### [The records]

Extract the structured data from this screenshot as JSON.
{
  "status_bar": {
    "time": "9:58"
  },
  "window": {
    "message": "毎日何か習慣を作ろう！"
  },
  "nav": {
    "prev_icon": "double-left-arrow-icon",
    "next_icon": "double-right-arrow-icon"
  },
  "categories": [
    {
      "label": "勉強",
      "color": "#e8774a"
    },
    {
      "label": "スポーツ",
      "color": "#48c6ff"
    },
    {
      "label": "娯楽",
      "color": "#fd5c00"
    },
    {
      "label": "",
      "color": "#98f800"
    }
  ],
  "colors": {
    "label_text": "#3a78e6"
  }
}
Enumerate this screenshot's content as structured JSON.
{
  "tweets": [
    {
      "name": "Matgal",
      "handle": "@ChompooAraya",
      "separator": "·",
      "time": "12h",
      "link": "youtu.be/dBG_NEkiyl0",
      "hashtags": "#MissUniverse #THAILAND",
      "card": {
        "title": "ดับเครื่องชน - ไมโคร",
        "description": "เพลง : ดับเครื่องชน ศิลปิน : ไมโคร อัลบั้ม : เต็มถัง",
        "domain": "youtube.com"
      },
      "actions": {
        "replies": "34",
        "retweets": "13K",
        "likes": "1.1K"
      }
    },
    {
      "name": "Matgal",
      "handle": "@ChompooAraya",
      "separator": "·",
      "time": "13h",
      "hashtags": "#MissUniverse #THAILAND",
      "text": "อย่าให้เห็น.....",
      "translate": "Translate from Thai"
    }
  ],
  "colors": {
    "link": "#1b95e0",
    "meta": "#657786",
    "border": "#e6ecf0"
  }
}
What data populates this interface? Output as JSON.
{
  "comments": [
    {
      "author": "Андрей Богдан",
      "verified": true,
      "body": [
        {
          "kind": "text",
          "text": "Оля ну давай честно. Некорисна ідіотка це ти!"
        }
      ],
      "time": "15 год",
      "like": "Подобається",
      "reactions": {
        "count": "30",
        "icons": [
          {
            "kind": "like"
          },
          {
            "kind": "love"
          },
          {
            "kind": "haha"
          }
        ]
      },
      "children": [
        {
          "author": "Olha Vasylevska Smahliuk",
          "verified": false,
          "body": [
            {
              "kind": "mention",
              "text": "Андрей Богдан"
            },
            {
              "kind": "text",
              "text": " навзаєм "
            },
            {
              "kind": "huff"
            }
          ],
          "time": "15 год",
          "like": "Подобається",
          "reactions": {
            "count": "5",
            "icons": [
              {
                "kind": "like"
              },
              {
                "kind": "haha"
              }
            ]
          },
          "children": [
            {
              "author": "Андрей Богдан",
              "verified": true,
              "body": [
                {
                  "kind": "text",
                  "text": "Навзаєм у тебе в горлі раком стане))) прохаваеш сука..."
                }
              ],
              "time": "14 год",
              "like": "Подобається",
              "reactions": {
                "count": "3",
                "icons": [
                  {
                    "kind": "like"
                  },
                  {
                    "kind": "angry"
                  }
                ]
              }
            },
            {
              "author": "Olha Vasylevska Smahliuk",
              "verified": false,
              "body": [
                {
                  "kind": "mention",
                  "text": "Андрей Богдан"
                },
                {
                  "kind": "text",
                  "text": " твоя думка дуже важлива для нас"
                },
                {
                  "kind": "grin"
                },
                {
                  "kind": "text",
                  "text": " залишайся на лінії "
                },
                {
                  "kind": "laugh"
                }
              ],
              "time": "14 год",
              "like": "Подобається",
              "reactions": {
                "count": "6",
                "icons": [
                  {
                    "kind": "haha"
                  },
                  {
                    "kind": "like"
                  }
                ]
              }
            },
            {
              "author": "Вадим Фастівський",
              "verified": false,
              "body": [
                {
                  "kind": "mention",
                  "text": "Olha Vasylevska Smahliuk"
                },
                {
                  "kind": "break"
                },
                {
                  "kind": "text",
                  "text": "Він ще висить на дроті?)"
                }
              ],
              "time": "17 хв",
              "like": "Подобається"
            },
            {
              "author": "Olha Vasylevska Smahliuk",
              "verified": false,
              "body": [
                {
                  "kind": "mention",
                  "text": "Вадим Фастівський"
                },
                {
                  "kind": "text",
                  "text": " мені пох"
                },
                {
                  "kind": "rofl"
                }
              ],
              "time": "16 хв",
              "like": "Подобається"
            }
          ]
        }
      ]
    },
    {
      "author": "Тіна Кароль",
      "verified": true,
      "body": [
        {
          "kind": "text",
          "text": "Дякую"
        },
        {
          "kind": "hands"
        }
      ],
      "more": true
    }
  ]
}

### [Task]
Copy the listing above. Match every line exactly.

### [Expected answer]
Extract the structured data from this screenshot as JSON.
{
  "status_bar": {
    "time": "9:58"
  },
  "window": {
    "message": "毎日何か習慣を作ろう！"
  },
  "nav": {
    "prev_icon": "double-left-arrow-icon",
    "next_icon": "double-right-arrow-icon"
  },
  "categories": [
    {
      "label": "勉強",
      "color": "#e8774a"
    },
    {
      "label": "スポーツ",
      "color": "#48c6ff"
    },
    {
      "label": "娯楽",
      "color": "#fd5c00"
    },
    {
      "label": "",
      "color": "#98f800"
    }
  ],
  "colors": {
    "label_text": "#3a78e6"
  }
}
Enumerate this screenshot's content as structured JSON.
{
  "tweets": [
    {
      "name": "Matgal",
      "handle": "@ChompooAraya",
      "separator": "·",
      "time": "12h",
      "link": "youtu.be/dBG_NEkiyl0",
      "hashtags": "#MissUniverse #THAILAND",
      "card": {
        "title": "ดับเครื่องชน - ไมโคร",
        "description": "เพลง : ดับเครื่องชน ศิลปิน : ไมโคร อัลบั้ม : เต็มถัง",
        "domain": "youtube.com"
      },
      "actions": {
        "replies": "34",
        "retweets": "13K",
        "likes": "1.1K"
      }
    },
    {
      "name": "Matgal",
      "handle": "@ChompooAraya",
      "separator": "·",
      "time": "13h",
      "hashtags": "#MissUniverse #THAILAND",
      "text": "อย่าให้เห็น.....",
      "translate": "Translate from Thai"
    }
  ],
  "colors": {
    "link": "#1b95e0",
    "meta": "#657786",
    "border": "#e6ecf0"
  }
}
What data populates this interface? Output as JSON.
{
  "comments": [
    {
      "author": "Андрей Богдан",
      "verified": true,
      "body": [
        {
          "kind": "text",
          "text": "Оля ну давай честно. Некорисна ідіотка це ти!"
        }
      ],
      "time": "15 год",
      "like": "Подобається",
      "reactions": {
        "count": "30",
        "icons": [
          {
            "kind": "like"
          },
          {
            "kind": "love"
          },
          {
            "kind": "haha"
          }
        ]
      },
      "children": [
        {
          "author": "Olha Vasylevska Smahliuk",
          "verified": false,
          "body": [
            {
              "kind": "mention",
              "text": "Андрей Богдан"
            },
            {
              "kind": "text",
              "text": " навзаєм "
            },
            {
              "kind": "huff"
            }
          ],
          "time": "15 год",
          "like": "Подобається",
          "reactions": {
            "count": "5",
            "icons": [
              {
                "kind": "like"
              },
              {
                "kind": "haha"
              }
            ]
          },
          "children": [
            {
              "author": "Андрей Богдан",
              "verified": true,
              "body": [
                {
                  "kind": "text",
                  "text": "Навзаєм у тебе в горлі раком стане))) прохаваеш сука..."
                }
              ],
              "time": "14 год",
              "like": "Подобається",
              "reactions": {
                "count": "3",
                "icons": [
                  {
                    "kind": "like"
                  },
                  {
                    "kind": "angry"
                  }
                ]
              }
            },
            {
              "author": "Olha Vasylevska Smahliuk",
              "verified": false,
              "body": [
                {
                  "kind": "mention",
                  "text": "Андрей Богдан"
                },
                {
                  "kind": "text",
                  "text": " твоя думка дуже важлива для нас"
                },
                {
                  "kind": "grin"
                },
                {
                  "kind": "text",
                  "text": " залишайся на лінії "
                },
                {
                  "kind": "laugh"
                }
              ],
              "time": "14 год",
              "like": "Подобається",
              "reactions": {
                "count": "6",
                "icons": [
                  {
                    "kind": "haha"
                  },
                  {
                    "kind": "like"
                  }
                ]
              }
            },
            {
              "author": "Вадим Фастівський",
              "verified": false,
              "body": [
                {
                  "kind": "mention",
                  "text": "Olha Vasylevska Smahliuk"
                },
                {
                  "kind": "break"
                },
                {
                  "kind": "text",
                  "text": "Він ще висить на дроті?)"
                }
              ],
              "time": "17 хв",
              "like": "Подобається"
            },
            {
              "author": "Olha Vasylevska Smahliuk",
              "verified": false,
              "body": [
                {
                  "kind": "mention",
                  "text": "Вадим Фастівський"
                },
                {
                  "kind": "text",
                  "text": " мені пох"
                },
                {
                  "kind": "rofl"
                }
              ],
              "time": "16 хв",
              "like": "Подобається"
            }
          ]
        }
      ]
    },
    {
      "author": "Тіна Кароль",
      "verified": true,
      "body": [
        {
          "kind": "text",
          "text": "Дякую"
        },
        {
          "kind": "hands"
        }
      ],
      "more": true
    }
  ]
}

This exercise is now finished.